In analyzing class certification issues, courts have said that common issues may predominate in some cases even though damages would have to be determined individually for each class member. But what about where some class members have no damages? Recent federal appellate decisions have said that situation presents an issue of liability, not damages. A subtle distinction, but one that can make all the difference. Where liability cannot be determined class-wide, courts have held that the predominance requirement is not satisfied.
Sampson v. United Services Automobile Association, — F.4th –, 2023 WL 6533181 (5th Cir. Oct. 6, 2023), is one of a series of cases brought against auto insurers challenging how they value vehicles that are total losses. The plaintiffs alleged that the insurer’s use of a software product called CCC violated a Louisiana statute because CCC was not a “generally recognized motor vehicle industry source” within the meaning of the statute. The district court certified a class, and the Fifth Circuit agreed to hear an interlocutory appeal from that ruling.

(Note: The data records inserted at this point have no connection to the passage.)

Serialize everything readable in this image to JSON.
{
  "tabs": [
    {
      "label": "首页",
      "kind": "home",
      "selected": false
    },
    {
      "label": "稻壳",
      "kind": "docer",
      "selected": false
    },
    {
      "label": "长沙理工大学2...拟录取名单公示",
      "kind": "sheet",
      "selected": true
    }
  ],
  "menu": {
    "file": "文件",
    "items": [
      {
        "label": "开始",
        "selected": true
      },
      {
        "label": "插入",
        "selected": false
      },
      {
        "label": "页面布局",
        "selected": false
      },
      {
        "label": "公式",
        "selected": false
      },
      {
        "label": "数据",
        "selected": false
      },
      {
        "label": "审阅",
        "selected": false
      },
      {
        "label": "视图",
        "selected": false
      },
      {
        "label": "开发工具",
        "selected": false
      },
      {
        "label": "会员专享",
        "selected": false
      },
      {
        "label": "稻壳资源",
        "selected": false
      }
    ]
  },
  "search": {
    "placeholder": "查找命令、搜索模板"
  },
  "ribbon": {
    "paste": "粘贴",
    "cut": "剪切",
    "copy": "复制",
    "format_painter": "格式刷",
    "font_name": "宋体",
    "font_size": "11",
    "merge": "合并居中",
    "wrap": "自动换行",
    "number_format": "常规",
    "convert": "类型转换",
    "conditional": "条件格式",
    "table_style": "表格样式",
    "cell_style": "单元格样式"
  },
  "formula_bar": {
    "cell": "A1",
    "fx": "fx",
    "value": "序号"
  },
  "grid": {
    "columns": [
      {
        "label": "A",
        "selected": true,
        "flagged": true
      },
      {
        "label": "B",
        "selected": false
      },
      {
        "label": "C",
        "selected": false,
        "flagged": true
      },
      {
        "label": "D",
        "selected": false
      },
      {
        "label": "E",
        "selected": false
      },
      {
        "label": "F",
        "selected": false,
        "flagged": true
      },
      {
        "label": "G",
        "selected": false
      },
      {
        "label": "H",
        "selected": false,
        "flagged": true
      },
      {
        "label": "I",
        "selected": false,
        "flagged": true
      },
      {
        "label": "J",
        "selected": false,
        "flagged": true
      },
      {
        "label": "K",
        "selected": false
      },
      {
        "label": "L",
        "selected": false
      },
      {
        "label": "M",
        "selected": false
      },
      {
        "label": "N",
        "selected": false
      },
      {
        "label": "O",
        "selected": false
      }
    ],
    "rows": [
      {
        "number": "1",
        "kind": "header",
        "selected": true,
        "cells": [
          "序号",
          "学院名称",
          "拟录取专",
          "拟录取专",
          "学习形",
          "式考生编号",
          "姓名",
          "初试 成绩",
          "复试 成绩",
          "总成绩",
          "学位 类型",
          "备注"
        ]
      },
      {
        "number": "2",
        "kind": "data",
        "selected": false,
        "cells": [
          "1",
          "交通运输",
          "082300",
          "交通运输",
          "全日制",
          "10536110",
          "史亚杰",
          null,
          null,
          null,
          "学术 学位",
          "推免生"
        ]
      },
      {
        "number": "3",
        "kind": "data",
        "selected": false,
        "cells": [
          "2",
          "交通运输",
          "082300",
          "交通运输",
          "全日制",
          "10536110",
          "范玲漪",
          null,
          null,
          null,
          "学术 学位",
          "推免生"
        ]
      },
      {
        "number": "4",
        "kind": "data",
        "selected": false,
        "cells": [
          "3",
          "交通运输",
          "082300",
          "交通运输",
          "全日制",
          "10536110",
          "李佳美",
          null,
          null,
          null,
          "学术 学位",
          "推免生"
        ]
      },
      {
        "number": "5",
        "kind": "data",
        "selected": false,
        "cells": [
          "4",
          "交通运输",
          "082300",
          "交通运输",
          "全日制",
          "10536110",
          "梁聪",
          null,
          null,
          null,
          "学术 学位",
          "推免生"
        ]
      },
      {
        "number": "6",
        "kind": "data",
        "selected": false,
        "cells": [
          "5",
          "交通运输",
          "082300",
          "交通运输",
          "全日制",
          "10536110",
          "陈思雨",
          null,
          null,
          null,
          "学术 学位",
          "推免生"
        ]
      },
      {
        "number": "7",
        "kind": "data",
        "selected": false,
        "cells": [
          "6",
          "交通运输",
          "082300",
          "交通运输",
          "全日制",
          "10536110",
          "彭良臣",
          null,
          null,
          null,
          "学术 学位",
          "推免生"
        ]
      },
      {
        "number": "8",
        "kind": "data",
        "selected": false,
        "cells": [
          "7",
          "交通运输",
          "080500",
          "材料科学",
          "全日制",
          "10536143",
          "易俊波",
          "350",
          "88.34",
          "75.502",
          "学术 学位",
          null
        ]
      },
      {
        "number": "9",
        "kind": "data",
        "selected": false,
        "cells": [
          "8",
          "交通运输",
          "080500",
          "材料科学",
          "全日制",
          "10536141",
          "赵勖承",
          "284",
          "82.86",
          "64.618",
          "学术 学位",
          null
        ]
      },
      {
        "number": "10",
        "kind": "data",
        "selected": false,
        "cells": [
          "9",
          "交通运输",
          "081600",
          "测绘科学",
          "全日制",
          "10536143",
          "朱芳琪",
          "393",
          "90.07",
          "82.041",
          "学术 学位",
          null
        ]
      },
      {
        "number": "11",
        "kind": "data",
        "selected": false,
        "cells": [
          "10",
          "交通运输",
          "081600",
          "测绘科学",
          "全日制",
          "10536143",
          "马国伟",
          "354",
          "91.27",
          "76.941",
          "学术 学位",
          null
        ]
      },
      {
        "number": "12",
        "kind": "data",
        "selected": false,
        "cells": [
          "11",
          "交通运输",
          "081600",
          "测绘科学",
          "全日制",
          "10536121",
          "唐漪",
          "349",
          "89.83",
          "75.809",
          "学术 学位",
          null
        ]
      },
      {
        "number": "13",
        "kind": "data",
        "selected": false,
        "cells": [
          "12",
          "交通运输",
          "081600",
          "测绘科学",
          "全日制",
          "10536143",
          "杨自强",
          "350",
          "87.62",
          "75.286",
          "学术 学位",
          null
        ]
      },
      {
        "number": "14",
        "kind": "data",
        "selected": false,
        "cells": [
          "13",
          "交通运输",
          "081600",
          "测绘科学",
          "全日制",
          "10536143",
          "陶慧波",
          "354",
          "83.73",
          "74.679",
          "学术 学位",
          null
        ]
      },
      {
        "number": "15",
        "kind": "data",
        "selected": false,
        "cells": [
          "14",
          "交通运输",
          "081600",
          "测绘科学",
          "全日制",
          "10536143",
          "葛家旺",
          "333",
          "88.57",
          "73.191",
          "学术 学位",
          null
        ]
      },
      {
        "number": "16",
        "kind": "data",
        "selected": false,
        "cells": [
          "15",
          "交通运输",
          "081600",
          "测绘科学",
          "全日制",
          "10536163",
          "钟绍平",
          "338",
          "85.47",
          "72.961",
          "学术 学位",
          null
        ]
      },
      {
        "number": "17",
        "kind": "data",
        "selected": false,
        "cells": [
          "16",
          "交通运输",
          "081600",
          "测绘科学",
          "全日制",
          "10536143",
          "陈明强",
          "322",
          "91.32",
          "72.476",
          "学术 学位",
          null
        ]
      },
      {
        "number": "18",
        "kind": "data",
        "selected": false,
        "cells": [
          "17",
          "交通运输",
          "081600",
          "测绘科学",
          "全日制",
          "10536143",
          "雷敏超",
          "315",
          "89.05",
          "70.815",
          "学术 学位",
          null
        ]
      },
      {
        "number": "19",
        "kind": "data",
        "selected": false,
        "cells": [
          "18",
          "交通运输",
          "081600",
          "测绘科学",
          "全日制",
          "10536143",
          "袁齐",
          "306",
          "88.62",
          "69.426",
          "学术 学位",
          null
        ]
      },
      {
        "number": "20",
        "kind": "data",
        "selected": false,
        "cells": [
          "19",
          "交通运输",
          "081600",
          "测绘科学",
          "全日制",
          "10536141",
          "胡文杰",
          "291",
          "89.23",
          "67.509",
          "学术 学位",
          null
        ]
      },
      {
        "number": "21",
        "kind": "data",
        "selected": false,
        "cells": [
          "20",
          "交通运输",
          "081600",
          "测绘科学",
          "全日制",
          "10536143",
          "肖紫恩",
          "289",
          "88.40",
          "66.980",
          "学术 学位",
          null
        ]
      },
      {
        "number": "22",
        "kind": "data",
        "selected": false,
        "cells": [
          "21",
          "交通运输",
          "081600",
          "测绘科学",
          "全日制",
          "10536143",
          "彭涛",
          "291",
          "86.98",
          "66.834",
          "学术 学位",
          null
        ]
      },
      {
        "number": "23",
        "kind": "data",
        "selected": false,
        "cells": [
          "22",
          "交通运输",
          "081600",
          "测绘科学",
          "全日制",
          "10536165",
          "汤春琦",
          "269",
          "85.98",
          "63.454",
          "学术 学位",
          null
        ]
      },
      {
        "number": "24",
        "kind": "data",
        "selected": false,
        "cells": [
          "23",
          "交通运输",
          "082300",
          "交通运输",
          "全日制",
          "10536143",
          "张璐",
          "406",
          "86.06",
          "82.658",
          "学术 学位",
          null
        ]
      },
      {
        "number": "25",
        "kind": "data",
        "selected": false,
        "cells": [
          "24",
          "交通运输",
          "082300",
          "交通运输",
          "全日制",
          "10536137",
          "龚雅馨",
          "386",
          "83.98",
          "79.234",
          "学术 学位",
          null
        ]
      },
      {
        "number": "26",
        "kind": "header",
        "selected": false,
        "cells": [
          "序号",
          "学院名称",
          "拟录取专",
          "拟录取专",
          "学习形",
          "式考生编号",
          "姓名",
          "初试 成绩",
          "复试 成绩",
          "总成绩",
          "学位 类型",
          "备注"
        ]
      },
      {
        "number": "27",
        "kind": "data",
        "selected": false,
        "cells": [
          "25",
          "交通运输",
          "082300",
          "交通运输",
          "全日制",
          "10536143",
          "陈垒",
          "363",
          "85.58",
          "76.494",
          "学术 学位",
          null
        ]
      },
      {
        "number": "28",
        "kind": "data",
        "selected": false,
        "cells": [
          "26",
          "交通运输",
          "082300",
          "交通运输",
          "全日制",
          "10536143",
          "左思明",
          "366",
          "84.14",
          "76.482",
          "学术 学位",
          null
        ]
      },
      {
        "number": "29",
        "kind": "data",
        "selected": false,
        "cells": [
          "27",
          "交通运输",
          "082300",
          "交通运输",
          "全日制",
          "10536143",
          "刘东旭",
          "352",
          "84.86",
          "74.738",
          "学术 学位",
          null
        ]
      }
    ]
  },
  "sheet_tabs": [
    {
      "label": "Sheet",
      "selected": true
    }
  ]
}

In seeking class certification, the plaintiffs proposed to use National Automobile Dealers Association (NADA) guidebook values, although there were other options that undisputedly would comply with the statute, including Kelley Blue Book (KBB). The insurer presented evidence that 9.2% of claims were valued less than the NADA value, but above the KBB value, so if KBB was chosen, there would be no recovery. The Fifth Circuit vacated the class certification decision, agreeing with a Ninth Circuit decision in a similar case last year (see my blog post here), which held that where vehicles would have to be valued individually, and on some claims there would be no injury, the predominance requirement for class certification was not satisfied. The Fifth Circuit explained that “a district court’s wide discretion to choose an imperfect estimated-damages model at the certification stage does not carry over from the context of damage to the context of liability.” Where the plaintiffs’ evidence could not establish liability (injury) on a class-wide basis, that was insufficient.